Cat-Tails for Two
|Cat-Tails for Two|
|Merrie Melodies (Speedy Gonzales) series|
A prototype Speedy Gonzales, as seen in the short. He was redesigned in later cartoons.
|Directed by||Robert McKimson|
|Produced by||Edward Selzer
|Story by||Tedd Pierce|
|Voices by||Mel Blanc
|Music by||Carl Stalling|
|Animation by||Herman Cohen
|Layouts by||Robert Givens|
|Backgrounds by||Richard H. Thomas|
|Distributed by||Warner Bros. Pictures|
|Release date(s)||August 29, 1953
|Running time||7 min (one reel)|
Cat-Tails for Two is a 1953 (1961 Blue Ribbon Re-issue) Warner Bros. Merrie Melodies cartoon, directed by Robert McKimson and written by Tedd Pierce starring Bennie the fat cat and George. It was animated in 1952. Voices by Mel Blanc and music by Carl Stalling. It was the first appearance of Speedy Gonzales, in a prototype form. Because this cartoon's rendition of Speedy Gonzales looked rather coarse, they redesigned him for future cartoon releases.
The two cats pursuing Speedy in Cat-Tails for Two are the slow-witted (and injury-causing) Benny and the fully functioning but unfortunate George, both patterned after the characters Lennie and George in the novel Of Mice and Men. George and Benny are walking down a pier looking for food, when they find a Mexican ship. Figuring the ship will have plenty of Mexican mice, i.e. "Mexican food" (Benny: "It gives me the heartburn and I love it!"), they climb on, only to find an unkempt mouse calling himself "Speedy Gonzales: Fastest Mouse in All Mexico".
George and Benny go through numerous attempts to capture Speedy, who always outwits them. Speedy comes to think of them as private entertainment, at one point declaring "I like those fellows. All the time having fon (fun)!" Among the cats' failed attempts:
1. A crate full of "Acme Anvils" set above a piece of cheese. With Benny holding the rope and George setting the bait, Speedy gives Benny a scare from behind, causing him to let go of the rope and the crate to flatten George. As punishment, George swings down on Benny's cranium with a mallet, but the mallet bounces off Benny's head right on top of his own! When Benny asks "Why did you hit yourself on the head for, George?", the slap-happy cat answers: "I like it, I like it!!"

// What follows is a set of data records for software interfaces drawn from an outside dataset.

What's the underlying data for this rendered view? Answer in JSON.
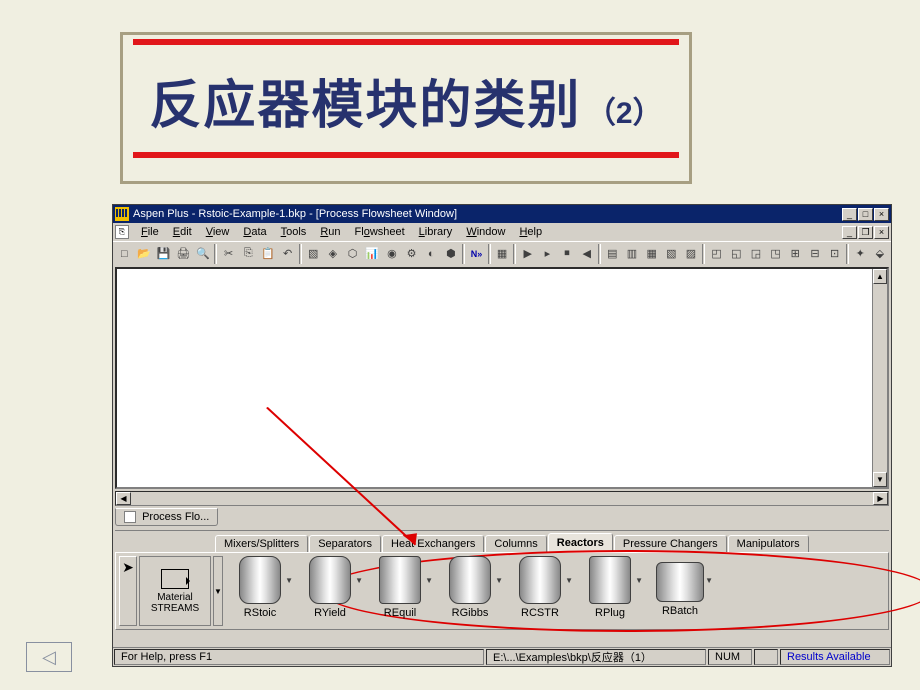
{
  "slide": {
    "title_main": "反应器模块的类别",
    "title_suffix": "（2）"
  },
  "app": {
    "title": "Aspen Plus - Rstoic-Example-1.bkp - [Process Flowsheet Window]",
    "win_min": "_",
    "win_max": "□",
    "win_close": "×",
    "child_min": "_",
    "child_restore": "❐",
    "child_close": "×"
  },
  "menu": {
    "file": "File",
    "edit": "Edit",
    "view": "View",
    "data": "Data",
    "tools": "Tools",
    "run": "Run",
    "flowsheet": "Flowsheet",
    "library": "Library",
    "window": "Window",
    "help": "Help"
  },
  "toolbar_icons": [
    "new",
    "open",
    "save",
    "print",
    "preview",
    "cut",
    "copy",
    "paste",
    "undo",
    "nav1",
    "nav2",
    "nav3",
    "nav4",
    "nav5",
    "nav6",
    "nav7",
    "nav8",
    "next",
    "sep",
    "step",
    "play",
    "stop",
    "rew",
    "sim1",
    "sim2",
    "sim3",
    "sim4",
    "sim5",
    "win1",
    "win2",
    "win3",
    "win4",
    "win5",
    "win6",
    "win7",
    "ext1",
    "ext2"
  ],
  "flowsheet_tab": "Process Flo...",
  "palette": {
    "tabs": {
      "mixers": "Mixers/Splitters",
      "separators": "Separators",
      "heatex": "Heat Exchangers",
      "columns": "Columns",
      "reactors": "Reactors",
      "pressure": "Pressure Changers",
      "manipulators": "Manipulators"
    },
    "streams_label1": "Material",
    "streams_label2": "STREAMS",
    "reactors": [
      "RStoic",
      "RYield",
      "REquil",
      "RGibbs",
      "RCSTR",
      "RPlug",
      "RBatch"
    ]
  },
  "status": {
    "help": "For Help, press F1",
    "path": "E:\\...\\Examples\\bkp\\反应器（1）",
    "num": "NUM",
    "results": "Results Available"
  },
  "nav_back": "◁"
}
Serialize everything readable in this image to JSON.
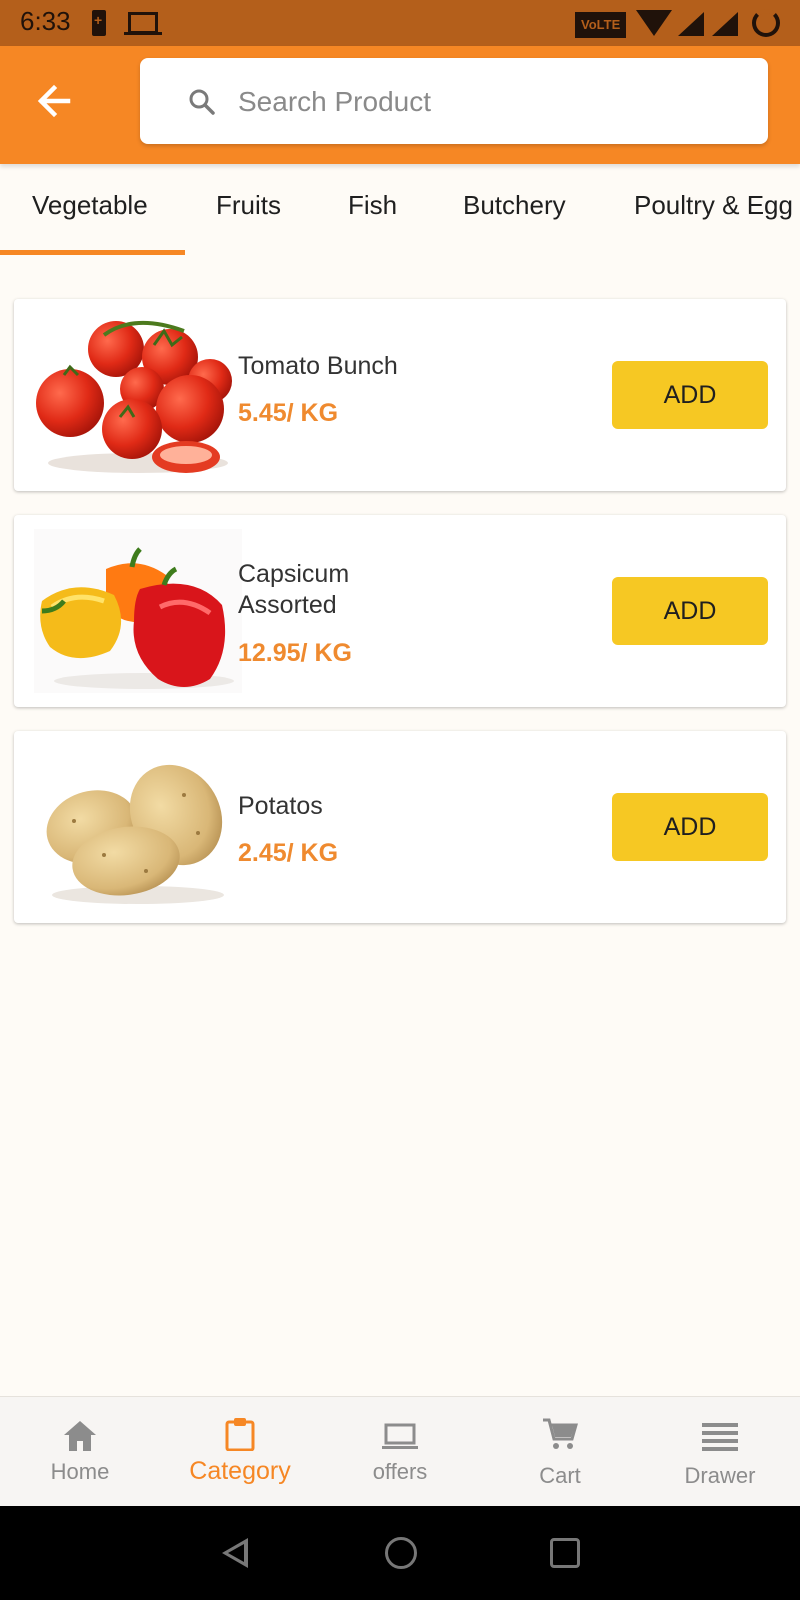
{
  "status_bar": {
    "time": "6:33",
    "volte_label": "VoLTE"
  },
  "header": {
    "search_placeholder": "Search Product"
  },
  "tabs": [
    {
      "label": "Vegetable",
      "active": true
    },
    {
      "label": "Fruits",
      "active": false
    },
    {
      "label": "Fish",
      "active": false
    },
    {
      "label": "Butchery",
      "active": false
    },
    {
      "label": "Poultry & Egg",
      "active": false
    }
  ],
  "products": [
    {
      "name": "Tomato Bunch",
      "price": "5.45/ KG",
      "button": "ADD",
      "image": "tomato-image"
    },
    {
      "name": "Capsicum Assorted",
      "price": "12.95/ KG",
      "button": "ADD",
      "image": "capsicum-image"
    },
    {
      "name": "Potatos",
      "price": "2.45/ KG",
      "button": "ADD",
      "image": "potato-image"
    }
  ],
  "bottom_nav": [
    {
      "label": "Home",
      "icon": "home-icon",
      "active": false
    },
    {
      "label": "Category",
      "icon": "clipboard-icon",
      "active": true
    },
    {
      "label": "offers",
      "icon": "laptop-icon",
      "active": false
    },
    {
      "label": "Cart",
      "icon": "cart-icon",
      "active": false
    },
    {
      "label": "Drawer",
      "icon": "menu-icon",
      "active": false
    }
  ],
  "colors": {
    "primary": "#f68724",
    "status_bar": "#b45f1b",
    "add_button": "#f6c823",
    "price": "#ef8a2f",
    "background": "#fefbf6"
  }
}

2. George sets up seven pieces of cheese with dynamite-stick booby traps throughout the ship, but doesn't have a match to light the sticks. Speedy taunts George with a match and sets him up to take the explosions. Benny comes to the rescue by cooling George down, but misinterprets a bucket of petrol as "a funny way to spell 'water'" leaving him half furless.
3. A pipe with one end disguised as an entranceway to a cabaret and Benny standing at the other end with a mallet. When Speedy enters the pipe, George fires a skyrocket in behind him, the idea being to force Speedy out into the path of the mallet. But the rocket unexpectedly yanks George through the pipe behind it. Speedy is too fast for Benny, and Benny ends up clobbering George when he is pulled out the other side turning his head into a mallet size.

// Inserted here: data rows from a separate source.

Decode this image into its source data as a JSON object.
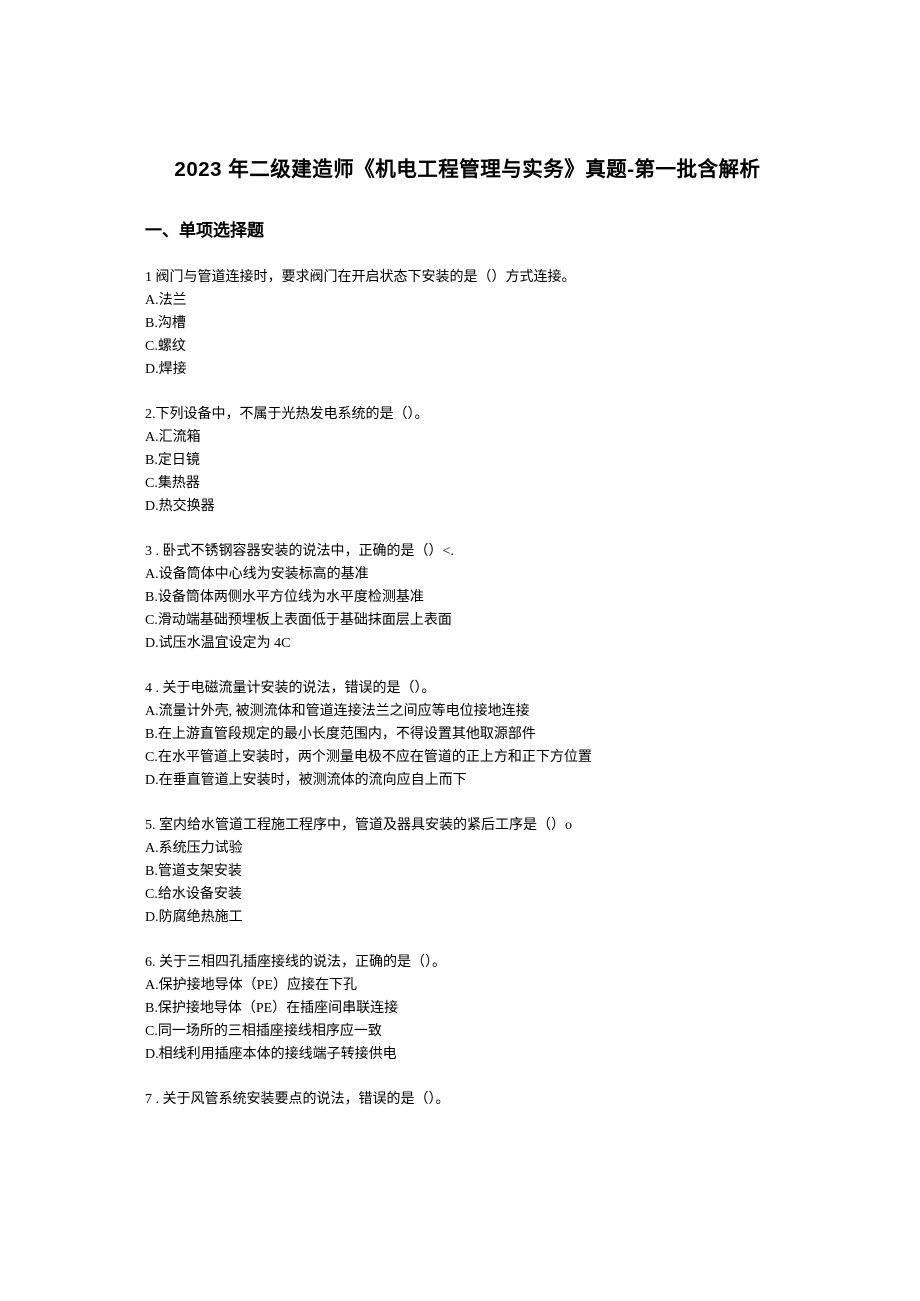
{
  "title": "2023 年二级建造师《机电工程管理与实务》真题-第一批含解析",
  "sectionHeading": "一、单项选择题",
  "questions": [
    {
      "stem": "1 阀门与管道连接时，要求阀门在开启状态下安装的是（）方式连接。",
      "options": [
        "A.法兰",
        "B.沟槽",
        "C.螺纹",
        "D.焊接"
      ]
    },
    {
      "stem": "2.下列设备中，不属于光热发电系统的是（）。",
      "options": [
        "A.汇流箱",
        "B.定日镜",
        "C.集热器",
        "D.热交换器"
      ]
    },
    {
      "stem": "3 . 卧式不锈钢容器安装的说法中，正确的是（）<.",
      "options": [
        "A.设备筒体中心线为安装标高的基准",
        "B.设备筒体两侧水平方位线为水平度检测基准",
        "C.滑动端基础预埋板上表面低于基础抹面层上表面",
        "D.试压水温宜设定为 4C"
      ]
    },
    {
      "stem": "4 . 关于电磁流量计安装的说法，错误的是（）。",
      "options": [
        "A.流量计外壳, 被测流体和管道连接法兰之间应等电位接地连接",
        "B.在上游直管段规定的最小长度范围内，不得设置其他取源部件",
        "C.在水平管道上安装时，两个测量电极不应在管道的正上方和正下方位置",
        "D.在垂直管道上安装时，被测流体的流向应自上而下"
      ]
    },
    {
      "stem": "5. 室内给水管道工程施工程序中，管道及器具安装的紧后工序是（）o",
      "options": [
        "A.系统压力试验",
        "B.管道支架安装",
        "C.给水设备安装",
        "D.防腐绝热施工"
      ]
    },
    {
      "stem": "6. 关于三相四孔插座接线的说法，正确的是（）。",
      "options": [
        "A.保护接地导体（PE）应接在下孔",
        "B.保护接地导体（PE）在插座间串联连接",
        "C.同一场所的三相插座接线相序应一致",
        "D.相线利用插座本体的接线端子转接供电"
      ]
    },
    {
      "stem": "7 . 关于风管系统安装要点的说法，错误的是（）。",
      "options": []
    }
  ]
}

Finally, the two cats run a pipe into Speedy's hiding place (to the tune of Raymond Scott's Powerhouse), but Speedy grabs a wrench and bends the pipe back around to the cats, unbeknownst to them. George starts shoving a lot of dynamite into the pipe, resulting in a mountain of TNT piling up behind him and Benny. When George is done shoving dynamite through the pipe, he lights the last stick with a match, and the mountain of dynamite blasts him and Benny up into the air. As they descend, Benny asks George about their Mexican dinner, with George responding "I kind of lost my appetite for Mexican food," before both cats plunge into the harbor. A smug Speedy looks at the camera and declares "I love those fellows. They're so see-lee (silly)!" Iris out.

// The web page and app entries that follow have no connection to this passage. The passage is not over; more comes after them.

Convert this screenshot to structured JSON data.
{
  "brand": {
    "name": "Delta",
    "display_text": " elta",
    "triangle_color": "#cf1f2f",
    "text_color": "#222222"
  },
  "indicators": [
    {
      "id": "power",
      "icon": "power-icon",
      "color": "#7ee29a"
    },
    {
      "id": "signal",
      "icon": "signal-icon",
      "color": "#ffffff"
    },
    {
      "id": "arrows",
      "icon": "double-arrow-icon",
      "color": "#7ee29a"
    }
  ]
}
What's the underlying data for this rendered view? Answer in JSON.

- Behnken, Brian D.; Smithers, Gregory D. (24 March 2015). Racism in American Popular Media: From Aunt Jemima to the Frito Bandito: From Aunt Jemima to the Frito Bandito. ABC-CLIO. p. 112. ISBN 978-1-4408-2977-2.